Washington prepares for a summer without interns
Grayson Ross, a recent graduate of the University of Texas at Austin, planned to spend his last semester of college as hundreds of other aspiring policy aides do: walking through the halls of the Capitol building, answering constituent phone calls and observing the legislative process as an intern for a prominent Democratic senator.
The coronavirus pandemic changed all of those plans.
Ross’s internship essentially ended the day the first case of the novel coronavirus was detected on Capitol Hill, and by the next week he was back home to Texas.
As the federal government, think tanks and other organizations across Washington work to address the coronavirus pandemic, many of them will do so without the support of interns.
It’s still possible for House and Senate offices to hire interns for the summer, but it would be for telework and there are several hoops to jump through. As a result, a number of offices simply aren’t planning to use interns this summer.
And the issue goes well beyond Congress.
The executive branch, the Supreme Court and the private sector are also curtailing programs given safety concerns about spreading the virus. Washington, D.C., is still under a stay-at-home order, though Mayor Muriel Bowser has signaled the city could begin a slow reopening on Friday.
The Fund for American Studies (TFAS) is one of the dozens of summer programs in Washington that provides internship pairing services for students and housing. The program usually welcomes 350 students each summer, but as of this week only has about 200 enrolled for their now-virtual program.
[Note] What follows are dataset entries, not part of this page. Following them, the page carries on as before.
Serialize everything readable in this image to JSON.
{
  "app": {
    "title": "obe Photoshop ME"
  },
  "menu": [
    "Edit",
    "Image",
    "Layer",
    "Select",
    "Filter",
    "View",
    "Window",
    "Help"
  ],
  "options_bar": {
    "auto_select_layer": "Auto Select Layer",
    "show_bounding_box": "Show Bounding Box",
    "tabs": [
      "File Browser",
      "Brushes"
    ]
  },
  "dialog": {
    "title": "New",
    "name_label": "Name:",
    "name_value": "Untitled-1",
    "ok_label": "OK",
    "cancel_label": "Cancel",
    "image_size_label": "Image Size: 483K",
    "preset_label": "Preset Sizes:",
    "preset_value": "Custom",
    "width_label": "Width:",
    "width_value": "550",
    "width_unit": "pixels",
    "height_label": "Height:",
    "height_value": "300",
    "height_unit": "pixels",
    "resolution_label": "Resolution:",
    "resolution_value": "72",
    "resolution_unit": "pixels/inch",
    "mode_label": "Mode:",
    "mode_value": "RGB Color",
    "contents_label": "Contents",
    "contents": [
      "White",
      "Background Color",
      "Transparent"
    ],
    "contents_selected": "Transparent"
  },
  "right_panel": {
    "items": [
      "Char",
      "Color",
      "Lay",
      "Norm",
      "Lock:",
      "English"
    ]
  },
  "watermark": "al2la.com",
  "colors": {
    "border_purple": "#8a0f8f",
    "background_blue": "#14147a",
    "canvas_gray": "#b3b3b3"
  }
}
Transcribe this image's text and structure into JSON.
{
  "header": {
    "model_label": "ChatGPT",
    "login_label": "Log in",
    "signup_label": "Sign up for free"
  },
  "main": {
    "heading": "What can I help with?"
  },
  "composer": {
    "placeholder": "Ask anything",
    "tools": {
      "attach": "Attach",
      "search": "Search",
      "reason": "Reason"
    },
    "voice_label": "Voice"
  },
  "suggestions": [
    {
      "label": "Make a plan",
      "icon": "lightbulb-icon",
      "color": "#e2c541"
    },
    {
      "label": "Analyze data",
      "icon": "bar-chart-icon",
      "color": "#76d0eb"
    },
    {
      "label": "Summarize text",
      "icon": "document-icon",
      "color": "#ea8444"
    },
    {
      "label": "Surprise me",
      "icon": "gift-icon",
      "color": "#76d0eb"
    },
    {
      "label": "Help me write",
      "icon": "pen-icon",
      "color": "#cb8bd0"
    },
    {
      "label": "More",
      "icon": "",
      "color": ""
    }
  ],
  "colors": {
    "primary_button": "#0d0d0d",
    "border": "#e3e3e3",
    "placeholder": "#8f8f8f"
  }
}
Joseph Starrs, director of U.S. programs for TFAS, said the dip in enrollment comes as Capitol Hill and federal agencies have nearly completely abandoned their summer internship programs.
“Most students dream of coming to D.C. and being on Capitol Hill,” Starrs said. “But the big shiny, shiny object internships aren’t really there for the most part.”
A survey from the National Association of Colleges and Employers this month found that 22 percent of employers in the U.S. have canceled internship opportunities for the summer. The internships that are available in Washington are predominantly at nonprofits, media outlets or other private organizations, Starrs said.
Media outlets such as NPR and Slate have announced they’re canceling their internship programs. One of the city’s largest think tanks, the Brookings Institution, is hosting a remote internship program but did not respond to The Hill when asked how many students they are taking this year compared to last.
Some Congress-affiliated PACs, such as the Congressional Hispanic Caucus’s BOLD PAC, are still hosting remote internships.
And the National Association of Colleges and Employers survey did find that more employers are starting virtual internships. But Starrs said that hasn’t really happened to a great extent with congressional offices.
“Capitol Hill has probably been the biggest nut to crack we have so far,” Starrs said. “We haven’t had anybody in the offices agree to host any of our virtual interns, and that’s also true of most federal agencies that we normally deal with.”
In May, the House Administration Committee amended their member handbook allowing telework for interns. According to a spokesperson for Sen. Roy Blunt (R-Mo.), chairman of the Senate Rules Committee, Senate offices can also choose to hire interns for telework while the Capitol building remains closed.
However, if an office does decide to hire interns — or any new employees, for that matter — they must jump through the logistical hurdle of providing government laptops that are needed to set up House or Senate emails.
One way around this would be setting up interns in district offices that have extra equipment, but most don’t. Another way some offices are working around this is having interns feed work to a staffer through their personal email, which they admit can be inefficient.
This has resulted in some offices reducing the number of interns they welcome from about five or six, to at most two, and in many cases none at all.
This has also created a crunch for offices.
And as the pandemic began to peak in March, the number of constituents contacting congressional offices soared, with some offices receiving upward of 7,000 inquiries a week. Absent a pandemic, interns would typically be the ones answering calls and filling out correspondence.
“Not having them to do that hurt,” one House Democratic aide said.
Starrs said the loss of internships hurts, in that young people will miss out on experiences that they had prepared for. He also said that he’s been “really surprised at what a good attitude most students have” given the difficulties.
Ross, who hopes to work on health policy on Capitol Hill one day, is afraid he might have missed his chance this year.
“It is frustrating that when this all started I thought maybe this could be my chance,” he said. “Of course this is really sad, but you know, these are my interests and I thought somehow I would get work at my job or another job where I’m a part of the coronavirus response.
“Unfortunately, that hasn’t happened yet.”